Israel and Lebanon are in a formal state of war, and Hezbollah had warned Rai of "negative repercussions" if he went ahead with his planned trip. The patriarch remained in Israel after Pope Francis's pilgrimage ended on Monday.
Having visiting Tel Aviv's mainly Arab district of Jaffa on Monday, Rai continued on Wednesday to Birim, a northern village whose Maronite Christian residents were displaced 66 years ago.
Israel razed the village in 1953, sparing only its church and bell tower, and many of its former residents and their descendants now live in other communities in the Galilee.

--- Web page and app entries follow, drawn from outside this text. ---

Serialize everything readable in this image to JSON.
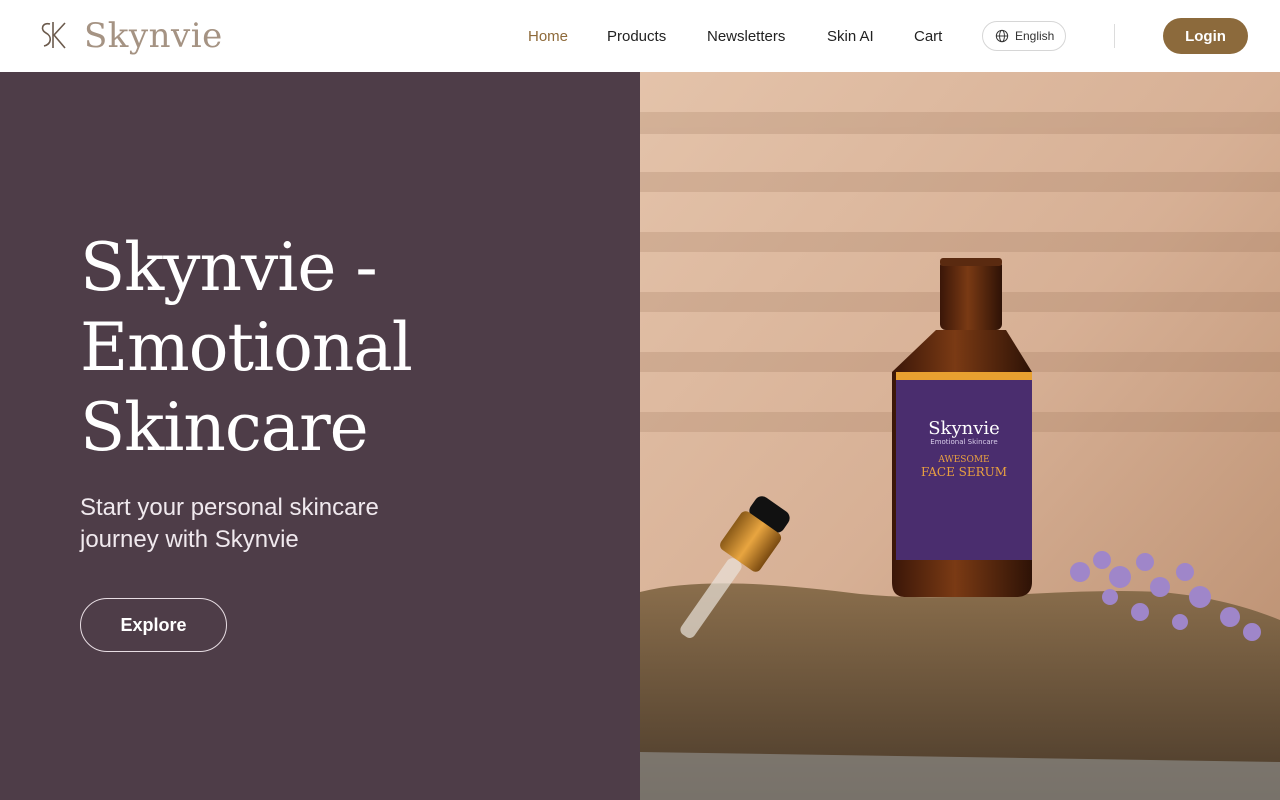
{
  "brand": {
    "name": "Skynvie"
  },
  "nav": {
    "items": [
      {
        "label": "Home",
        "active": true
      },
      {
        "label": "Products",
        "active": false
      },
      {
        "label": "Newsletters",
        "active": false
      },
      {
        "label": "Skin AI",
        "active": false
      },
      {
        "label": "Cart",
        "active": false
      }
    ],
    "language": "English",
    "login_label": "Login"
  },
  "hero": {
    "title_lines": [
      "Skynvie -",
      "Emotional",
      "Skincare"
    ],
    "subtitle": "Start your personal skincare journey with Skynvie",
    "cta_label": "Explore"
  },
  "product_image": {
    "label_brand": "Skynvie",
    "label_tagline": "Emotional Skincare",
    "label_line1": "AWESOME",
    "label_line2": "FACE SERUM"
  },
  "colors": {
    "accent": "#8c6a3c",
    "hero_bg": "#4e3d48",
    "nav_active": "#8e6a3a",
    "logo_text": "#a59383"
  }
}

Birim villagers, who numbered more than 800 in 1948, and their descendants have campaigned to be allowed to return and rebuild, winning an Israeli high court ruling that has yet to be implemented by the state. Rai said his church would lobby on their behalf through the Vatican.
"We are with you, and want to help you as much as possible," he said in a speech to an audience of several hundred, adding that he could not appeal to Israel as it is "an enemy country".
FEAR OF RETURN
Rai was also due later on Wednesday to meet other Maronites in northern Israel, including members of the South Lebanon Army, a militia that was allied with Israel during its 22-year occupation of southern Lebanon.
Former SLA troops, who make up about a fifth of the 10,000-strong Maronite community in Israel, fled south across the Lebanese border when Israeli forces withdrew unilaterally from Lebanon in 2000.
Branded as traitors in Lebanon, the ex-SLA men and their relatives fear to return and want Rai to intercede on their behalf in Beirut.
"This is the first time that a senior Lebanese figure has come (to Israel), and he wants to listen to us," Julie Abu a-Raj, a spokeswoman for the ex-SLA community, told Israel Radio.
She commended Rai for "making good on his religious duty to visit his flock and not succumbing to threats" - a reference to the disapproval of Hezbollah, an Iranian- and Syrian-backed Muslim militia which fought Israel and the SLA.
"We are an exiled community that was a political, historical and geographic victim of the wars of others in our country," Abu a-Raj said.
"We want to tell the Lebanese government...to stop the trials and investigations against us, the only ones who are loyal to our identities."
Maronites follow an Eastern rite of the Roman Catholic church. They number about 900,000 in Lebanon, a quarter of the population.
(Writing by Dan Williams; Editing by Jeffrey Heller and Raissa Kasolowsky)